execute a person whom the state knew to be innocent." In a later e-mail,
he said such an execution "would constitute a miscarriage of justice."
I asked what led to the change of position, and he wouldn't elaborate. But
he pointed out that even under the old thinking, AG's attorneys had worked
to clear inmates they felt were wrongfully convicted.
The new philosophy was news to the criminal defense bar.
"It's a breath of fresh air coming from the AG's office, a fabulous
development," said James Rytting, who represents Swearingen. "To take the
position that you can kill people who are innocent is morally repugnant to
anyone's system of justice."
Rytting said the AG's new stance could help his client, who got a stay of
execution from a federal appeals court last week based on newfound
forensic evidence. The evidence suggests Swearingen was in jail on an
unrelated charge in 1998 when the body of 19-year-old victim Melissa
Trotter was dumped in the woods.
But several other criminal defense attorneys expressed skepticism that the
AG's lawyers, who represent the state in late criminal appeals in federal
court, will practice what their office is now preaching.
The AG's office, defense attorneys say, still throw up every roadblock at
their disposal, such as procedural errors and strict adherence to
deadlines, to derail even credible claims of innocence.
"It's a refreshing attitude," said attorney Patrick McCann, but, "until
they start actually waiving appeal and confessing error … they're just
"It's a significant change in position," said attorney Dick Burr. "We in
the capital defense bar hope they will likewise have a more open-minded
approach to the facts showing innocence."
"They're charged to defend the states convictions," said attorney Stan
Schneider. "I don't see them changing.
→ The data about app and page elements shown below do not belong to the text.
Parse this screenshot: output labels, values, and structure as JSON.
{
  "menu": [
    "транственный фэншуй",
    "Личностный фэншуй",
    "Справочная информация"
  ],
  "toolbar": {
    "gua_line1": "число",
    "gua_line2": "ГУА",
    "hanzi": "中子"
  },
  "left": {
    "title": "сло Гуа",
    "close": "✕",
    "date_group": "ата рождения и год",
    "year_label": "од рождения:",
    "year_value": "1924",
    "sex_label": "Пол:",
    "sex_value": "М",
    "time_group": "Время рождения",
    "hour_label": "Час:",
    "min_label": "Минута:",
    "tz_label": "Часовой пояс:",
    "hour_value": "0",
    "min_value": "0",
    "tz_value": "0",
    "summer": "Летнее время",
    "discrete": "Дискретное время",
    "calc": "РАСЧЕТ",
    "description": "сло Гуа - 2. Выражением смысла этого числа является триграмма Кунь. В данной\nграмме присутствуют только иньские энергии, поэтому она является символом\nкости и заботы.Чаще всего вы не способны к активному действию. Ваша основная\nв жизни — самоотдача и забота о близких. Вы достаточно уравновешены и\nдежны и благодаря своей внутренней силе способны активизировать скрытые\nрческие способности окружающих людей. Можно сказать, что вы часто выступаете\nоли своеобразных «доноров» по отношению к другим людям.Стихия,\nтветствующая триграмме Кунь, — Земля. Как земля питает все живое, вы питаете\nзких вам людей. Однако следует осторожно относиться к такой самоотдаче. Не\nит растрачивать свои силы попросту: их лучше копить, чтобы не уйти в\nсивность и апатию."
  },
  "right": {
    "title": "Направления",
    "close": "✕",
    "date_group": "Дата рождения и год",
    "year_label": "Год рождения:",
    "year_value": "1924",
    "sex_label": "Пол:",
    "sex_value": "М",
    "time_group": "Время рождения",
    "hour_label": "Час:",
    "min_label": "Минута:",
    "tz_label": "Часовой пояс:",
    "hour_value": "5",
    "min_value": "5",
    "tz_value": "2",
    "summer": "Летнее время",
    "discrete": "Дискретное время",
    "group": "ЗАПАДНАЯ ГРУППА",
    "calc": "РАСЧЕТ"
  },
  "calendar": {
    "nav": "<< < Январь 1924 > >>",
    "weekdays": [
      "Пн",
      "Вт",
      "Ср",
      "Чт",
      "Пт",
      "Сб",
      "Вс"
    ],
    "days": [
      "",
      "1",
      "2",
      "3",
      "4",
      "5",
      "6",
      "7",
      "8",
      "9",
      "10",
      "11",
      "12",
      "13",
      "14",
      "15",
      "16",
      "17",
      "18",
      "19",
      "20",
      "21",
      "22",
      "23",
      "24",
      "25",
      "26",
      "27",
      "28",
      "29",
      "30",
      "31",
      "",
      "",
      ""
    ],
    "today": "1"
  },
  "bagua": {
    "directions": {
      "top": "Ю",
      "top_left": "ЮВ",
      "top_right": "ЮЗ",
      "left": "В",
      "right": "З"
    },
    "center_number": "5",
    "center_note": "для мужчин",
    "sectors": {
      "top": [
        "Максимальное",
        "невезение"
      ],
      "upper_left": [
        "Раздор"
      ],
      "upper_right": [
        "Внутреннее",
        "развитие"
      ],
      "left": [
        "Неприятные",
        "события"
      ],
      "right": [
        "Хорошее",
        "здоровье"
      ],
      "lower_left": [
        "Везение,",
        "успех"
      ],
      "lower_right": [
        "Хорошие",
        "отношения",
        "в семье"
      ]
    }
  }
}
They're going to continue fighting
Still more roadblocks
The question remained: was Strickland articulating a true shift in Texas'
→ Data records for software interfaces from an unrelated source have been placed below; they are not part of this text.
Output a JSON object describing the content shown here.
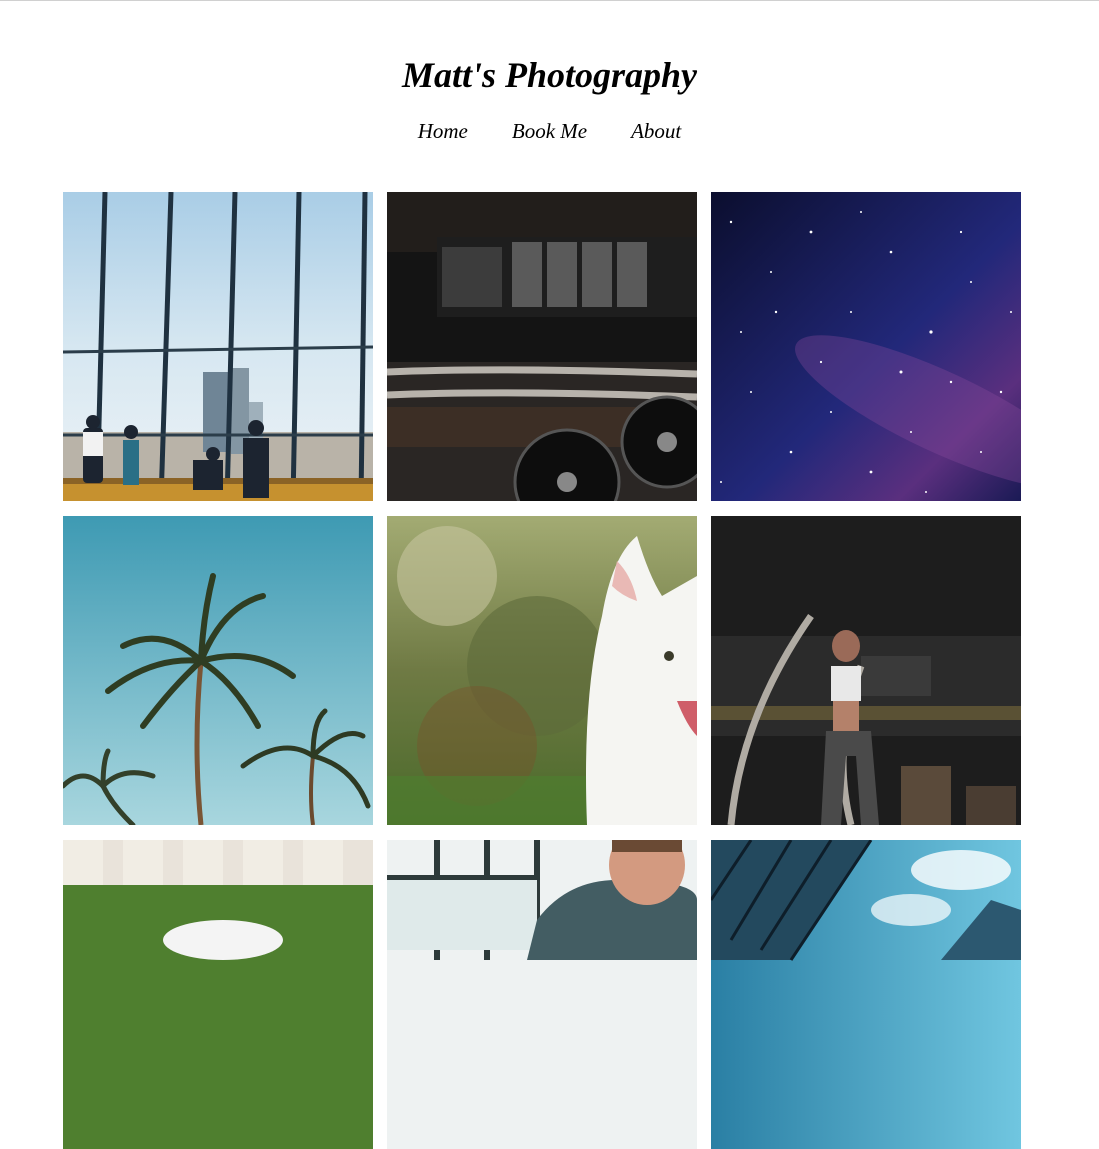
{
  "header": {
    "title": "Matt's Photography"
  },
  "nav": {
    "items": [
      "Home",
      "Book Me",
      "About"
    ]
  },
  "gallery": {
    "photos": [
      "office-windows-city-view",
      "gym-weights-rope",
      "starry-night-sky",
      "palm-trees-blue-sky",
      "white-dog-portrait",
      "woman-battle-ropes-gym",
      "white-picket-fence-grass",
      "man-plaid-shirt-window",
      "glass-skyscraper-sky"
    ]
  }
}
approach to innocence claims, that actual innocence actually matters, or
just feeding a line to a newspaper columnist?
The proof, I guess, is in the pleadings.
As recently as last month, the AG's lawyers answered Swearingen's
compelling claim of actual innocence with the same procedural roadblocks
its employed for years.
Among the reasons the AG's office argued that the 5th Circuit shouldn't
consider the merits of Swearingen's claim: It was past deadline.
And, this late in the game, in federal court, being truly innocent isn't a
good enough reason to ask not to be executed.
(source: Commentary, Lisa Falkenberg, Houston Chronicle)